Many cities in Europe have already taken up the fight against air pollution. In some countries, however, the air is still worryingly dirty. Especially when it comes to particulate matter, cities without low-emission zones perform extremely badly. But even those with driving bans continue to struggle against pollutants.
A team of researchers studied 1,000 European cities with regard to particulate matter and nitrogen oxide pollution and the associated mortality. Their result: 51,000 premature deaths could be avoided every year by cleaner air in Europe.
Particulate matter pollution is particularly high in the Po Valley in Italy, where Milan, Italy's most important industrial and commercial centre, is located, but also in the south of Poland and in the east of the Czech Republic. In 1st and 2nd place on the list of the dirtiest cities in terms of fine particles are Brescia and Bergamo, not far from Milan. In the two Eastern European countries there are no environmental zones to regulate traffic. The air there is particularly polluted in Karviná and Ostrava (Czech Republic) and Katowice and Jastrzębie-Zdrój (Poland).

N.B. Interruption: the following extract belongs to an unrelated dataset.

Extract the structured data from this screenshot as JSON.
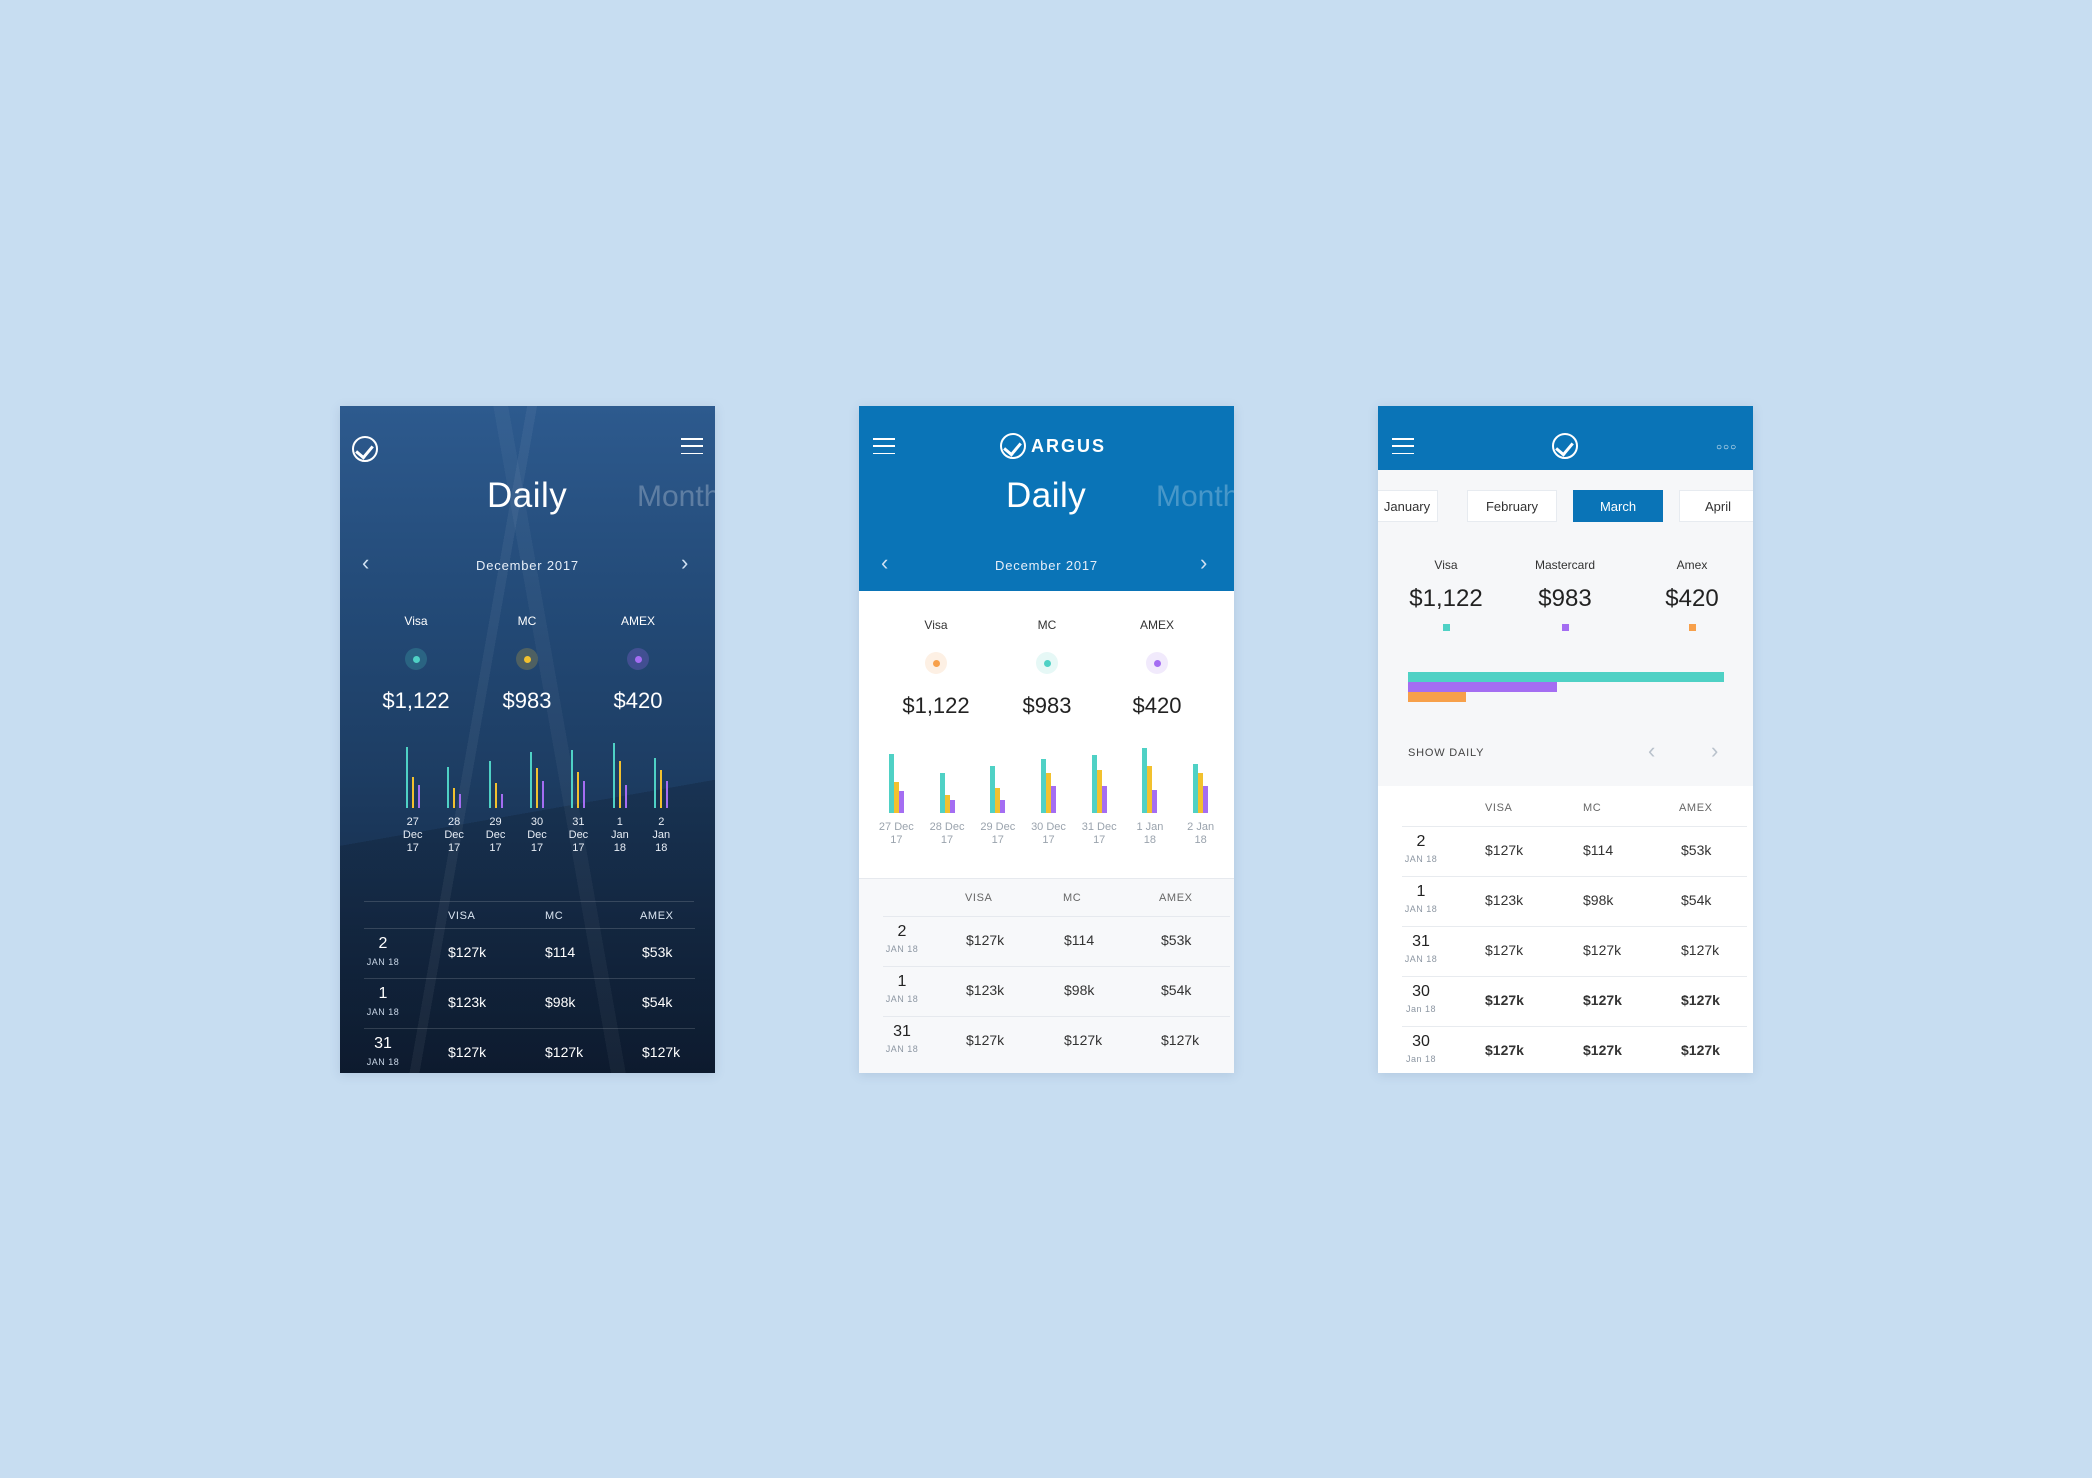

But even in countries where low emission zones have kept older vehicles out of urban areas for years, the air continues to be bad, especially with regard to nitrogen dioxide. The nitrogen oxide list is topped by Western European metropolises. Madrid is in first place, followed by Antwerp, Turin, Paris, Milan and Barcelona.
Germany only has one city in the top 10 dirtiest cities in Europe - Herne in the Ruhr region is in 9th place on the list with the highest nitrogen oxide pollution. But if you look at Germany alone, it is striking that the air in the Ruhr region in particular is extremely harmful to health. In terms of fine dust pollution, Gelsenkirchen is in first place, followed by Herne, Duisburg, Oberhausen, Essen, Recklinghausen and Bottrop. Herne tops the list for nitrogen oxide. Essen, Düsseldorf, Cologne, Duisburg, Leverkusen and Gelsenkirchen are behind. Here, industry is certainly also responsible for the bad air, but the dense population and the commuting of people between the cities by car also contribute to the pollution.
The cleanest air is in the Nordic countries, such as Iceland, Norway, Sweden and Finland.
The situation in Poland and the Czech Republic in particular shows that the lack of environmental zones leads to increased particulate matter pollution. At the same time, the study makes clear that in densely populated areas and those with high industrial activity, environmental zones are not yet effective enough to protect people from pollution.
So the study could be another call for tightening existing environmental zones. It could also create new driving bans where none exist to save more lives in Europe.